So when considering supporting personal smartphones in a BYOD model, remember that making the user responsible for paying the bill doesn’t really solve the problem of the high cost of getting connected. Connectivity is essential for productivity, and cloud-based apps are increasingly bandwidth intensive. With these come the potential for very significant “bill shock”. Even if your IT department doesn’t directly support the cost of connectivity-even if the cost of a data plan or Wi-Fi day passes are buried in department budgets or expense reports-the increased use of personal-liable devices opens up your organization to the risk of very high connectivity expenses. So your policy must include provisions for mobile cost control.
What often gets lost in all the attention on BYOD policies and technologies that manage mobile devices is how your relationship with employees can also help you achieve your policy enforcement goals.

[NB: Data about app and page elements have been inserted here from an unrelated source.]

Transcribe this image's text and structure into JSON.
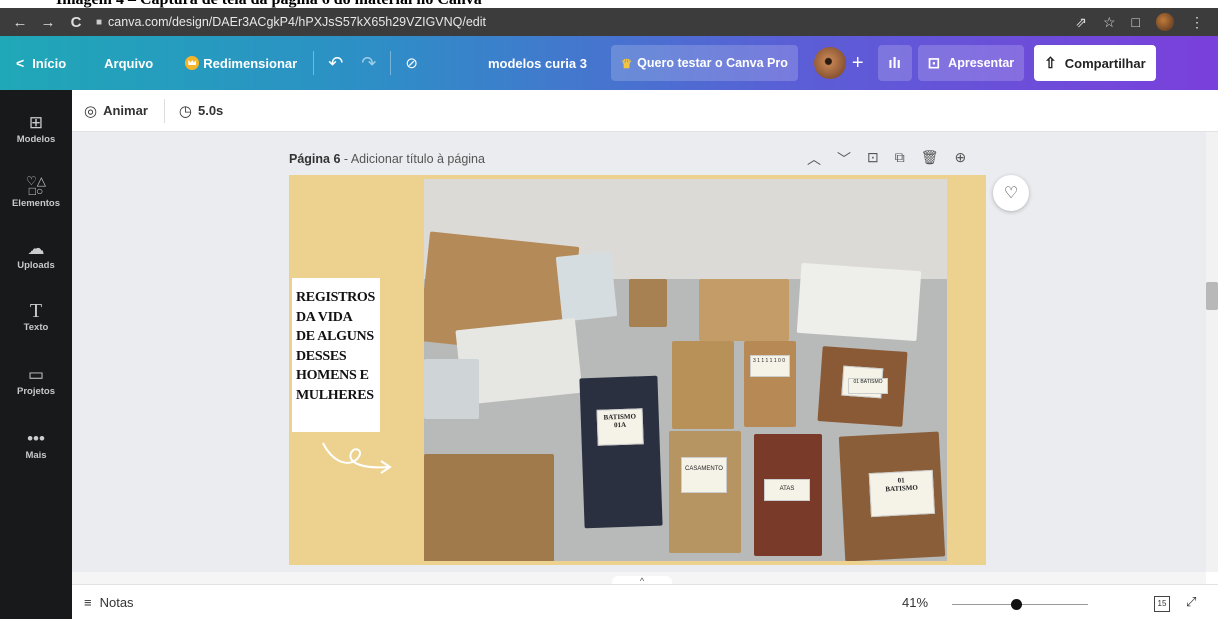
{
  "caption": "Imagem 4 – Captura de tela da página 6 do material no Canva",
  "browser": {
    "url": "canva.com/design/DAEr3ACgkP4/hPXJsS57kX65h29VZIGVNQ/edit"
  },
  "topbar": {
    "inicio": "Início",
    "arquivo": "Arquivo",
    "redimensionar": "Redimensionar",
    "design_title": "modelos curia 3",
    "pro": "Quero testar o Canva Pro",
    "apresentar": "Apresentar",
    "compartilhar": "Compartilhar"
  },
  "sidebar": {
    "items": [
      {
        "label": "Modelos",
        "icon": "layout-icon"
      },
      {
        "label": "Elementos",
        "icon": "shapes-icon"
      },
      {
        "label": "Uploads",
        "icon": "cloud-upload-icon"
      },
      {
        "label": "Texto",
        "icon": "text-icon"
      },
      {
        "label": "Projetos",
        "icon": "folder-icon"
      },
      {
        "label": "Mais",
        "icon": "more-icon"
      }
    ]
  },
  "toolbar": {
    "animar": "Animar",
    "duration": "5.0s"
  },
  "page": {
    "label": "Página 6",
    "title_placeholder": "Adicionar título à página",
    "text_lines": [
      "REGISTROS",
      "DA VIDA",
      "DE ALGUNS",
      "DESSES",
      "HOMENS E",
      "MULHERES"
    ]
  },
  "photo_labels": {
    "batismo1": "BATISMO",
    "batismo1_num": "01A",
    "casamento": "CASAMENTO",
    "atas": "ATAS",
    "batismo2": "BATISMO",
    "batismo2_num": "01",
    "batismo3": "BATISMO",
    "batismo3_num": "01",
    "ledger": "3 1 1 1 1 1 0 0"
  },
  "bottom": {
    "notas": "Notas",
    "zoom": "41%",
    "page_count": "15"
  },
  "colors": {
    "page_bg": "#ecd28e",
    "sidebar": "#18191b",
    "canvas_bg": "#ebecf0"
  }
}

Our research has shown that most employees want to behave responsibly and act in the best interests of the organization. They don’t really want to put corporate assets at risk or share confidential information. But they also genuinely want to be productive, even when they’re not at their desks, and they’re willing to go to great lengths to do so. Recent iPass Mobile Workforce Reports have found that today’s employees are resourceful and willing to do whatever it takes to be connected-30% even reporting that they have driven around looking for a wireless hotspot in order to get connected. But most are willing to follow your rules-to the extent that they understand them.
The issue is: how well do your employees understand your mobile device policies? Simply developing policies and rules for the use of personal-liable smartphones and tablets isn’t enough. You’re responsible to ensure that employees understand them and know how to do the right thing. Publishing your policy on your intranet and in your new employee handbook is necessary but far from sufficient.

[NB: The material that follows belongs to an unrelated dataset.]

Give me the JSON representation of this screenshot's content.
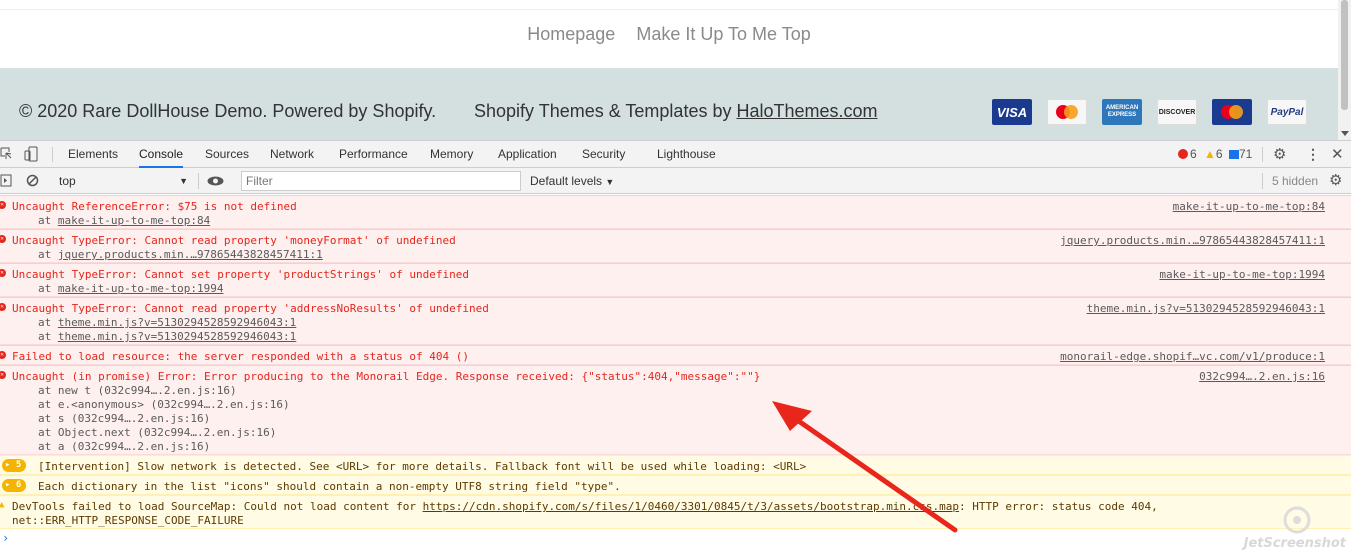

What’s needed is education. Read the full iPass Insight Brief: Partnering With Mobile Workers to learn how IT can partner with mobile workers to support personal-liable smartphones and what to cover in your mobile worker training program.
By partnering with employees and supporting their ability to be productive anywhere, anytime, you’re building shared responsibility for protecting your organizations interests. And IT can be the hero in a positive relationship that will help achieve your security and cost-control goals.